Electric buses come to Glasgow as city aims for ‘net zero’ emissions

Bus company First Glasgow will launch fully electric buses in the Scottish city, as part of a plan to slash air pollution.

Electric buses coming to Glasgow

Bus company First Glasgow will launch electric buses in the Scottish city, as it looks to reach ‘net zero emissions’ status.

The buses were funded by SP Energy Networks and built by Alexander Dennis for First Glasgow. They are described as ‘state of the art’, negating the need for wing mirrors with ‘mirrorless smartvision technology’. HD cameras and a cabin screen improve all-round vision by eliminating certain blind-spots. Passengers will benefit from USB charging points and wi-fi.

A £20 million Green Economy fund also backs the installation of 22 electric vehicle charging points at the bus company’s depot in Glasgow.

Catering to Glasgow’s low-emission zoneElectric buses coming to Glasgow

The buses are well-timed, given Glasgow will be the first Scottish city to implement a low-emissions zone – due in December 2022. The first bus goes into service on Monday (13 January).

“We are delighted to launch the city’s first conversion of a commercial bus service to fully electric operation,” said First Glasgow managing director, Andrew Jarvis.

Electric buses coming to Glasgow

“Every customer journey on the route will save around 2kg of CO2 compared with driving on your own in an average car, making bus the best choice in reducing the impact on the planet.”

“As a business, one of our main goals is to make buses part of the solution when it comes to improving air quality in the city. We’ve already invested £31 million in the last two years.

“We plan to make great strides forward in doing our bit to improve the city’s air quality and making Glasgow a cleaner and greener place to live and work.”

Not the first electric bus in GlasgowElectric buses coming to Glasgow

Glasgow was actually well ahead of the curve. Electric buses have been running on and off in the city since the 1960s. Trolley buses existed there as early as 1949.

The latter were effectively trams with a bit more steering agency – a normal bus, but connected to an electric power supply. In 1967 they were phased out, believe it or not, because diesel was seen as the future. If only they had known…

Related Articles

Ethan Jupp
I'm Content Editor at MR. Road trips music and movies are my vices. Perennially stuck between French hot hatches and Australian muscle cars.

LEAVE A REPLY

Please enter your comment!
Please enter your name here

Latest

Government warned over 2021 ‘automated driving’ plans

Thatcham Research and the ABI have warned lives could be put at risk by government plans to introduce automated driving on UK motorways in spring 2021

How to avoid being a victim of lockdown car fraud
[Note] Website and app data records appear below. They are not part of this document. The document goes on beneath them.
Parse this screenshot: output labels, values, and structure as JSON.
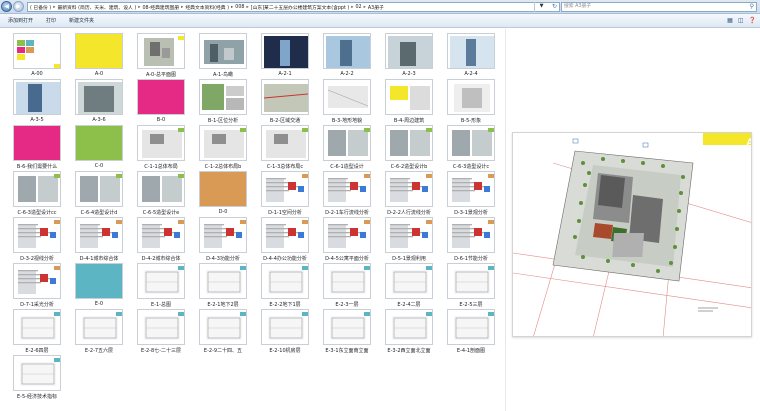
{
  "window": {
    "breadcrumb": [
      "( 已备份 )",
      "最新资料 (简历、天米、建筑、设人 )",
      "08-经典建筑图册",
      "经典文本资料(经典 )",
      "008",
      "[山东]某二十五层办公楼建筑方案文本(含ppt )",
      "02",
      "A3册子"
    ],
    "search_placeholder": "搜索 A3册子"
  },
  "toolbar": {
    "items": [
      "添加到打开",
      "打印",
      "新建文件夹"
    ]
  },
  "accent_colors": {
    "yellow": "#f4e62b",
    "magenta": "#e42a85",
    "green": "#8cc04a",
    "orange": "#d99a55",
    "teal": "#5bb5c2"
  },
  "files": [
    "A-00",
    "A-0",
    "A-0-总平面图",
    "A-1-鸟瞰",
    "A-2-1",
    "A-2-2",
    "A-2-3",
    "A-2-4",
    "A-3-5",
    "A-3-6",
    "B-0",
    "B-1-区位分析",
    "B-2-区域交通",
    "B-3-地形地貌",
    "B-4-周边建筑",
    "B-5-形象",
    "B-6-我们需要什么",
    "C-0",
    "C-1-1总体布局",
    "C-1-2总体布局b",
    "C-1-3总体布局c",
    "C-6-1造型设计",
    "C-6-2造型设计b",
    "C-6-3造型设计c",
    "C-6-3造型设计cc",
    "C-6-4造型设计d",
    "C-6-5造型设计e",
    "D-0",
    "D-1-1空间分析",
    "D-2-1车行流线分析",
    "D-2-2人行流线分析",
    "D-3-1景观分析",
    "D-3-2视线分析",
    "D-4-1城市综合体",
    "D-4-2城市综合体",
    "D-4-3功能分析",
    "D-4-4办公功能分析",
    "D-4-5公寓平面分析",
    "D-5-1景观利用",
    "D-6-1节能分析",
    "D-7-1采光分析",
    "E-0",
    "E-1-总图",
    "E-2-1地下2层",
    "E-2-2地下1层",
    "E-2-3一层",
    "E-2-4二层",
    "E-2-5三层",
    "E-2-6四层",
    "E-2-7五六层",
    "E-2-8七-二十三层",
    "E-2-9二十四、五",
    "E-2-10机房层",
    "E-3-1东立面南立面",
    "E-3-2西立面北立面",
    "E-4-1剖面图",
    "E-5-经济技术指标"
  ],
  "preview": {
    "corner_letter": "A"
  }
}
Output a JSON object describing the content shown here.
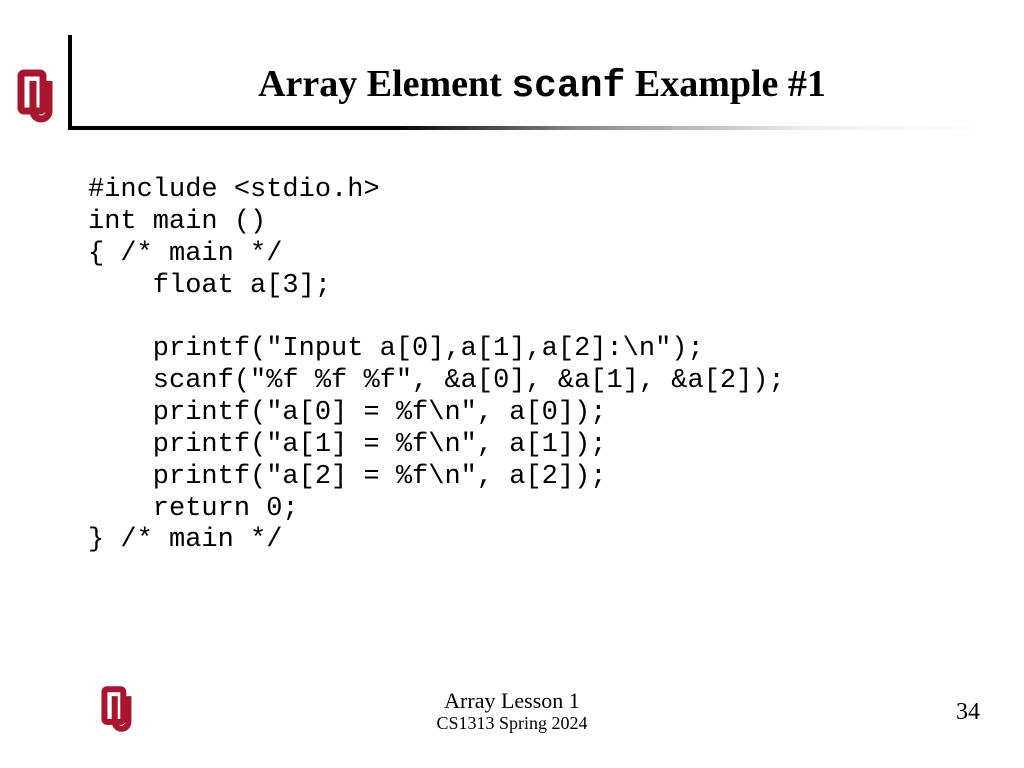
{
  "title": {
    "part1": "Array Element ",
    "mono": "scanf",
    "part2": " Example #1"
  },
  "code_lines": [
    "#include <stdio.h>",
    "int main ()",
    "{ /* main */",
    "    float a[3];",
    "",
    "    printf(\"Input a[0],a[1],a[2]:\\n\");",
    "    scanf(\"%f %f %f\", &a[0], &a[1], &a[2]);",
    "    printf(\"a[0] = %f\\n\", a[0]);",
    "    printf(\"a[1] = %f\\n\", a[1]);",
    "    printf(\"a[2] = %f\\n\", a[2]);",
    "    return 0;",
    "} /* main */"
  ],
  "footer": {
    "title": "Array Lesson 1",
    "sub": "CS1313 Spring 2024",
    "page": "34"
  },
  "logo_color": "#a8152f"
}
Motorists are being warned to be on their guard following a spate of car-related scams and fraud during the coronavirus lockdown.

How and when to use your hazard warning lights

Hazard warning lights must be present and working for your car to pass its MOT. But how and when should you use them?

Which countries drive on the left?

Around a third of the world drives on the left. Here are the countries where this is the case, plus a brief history of where it all started.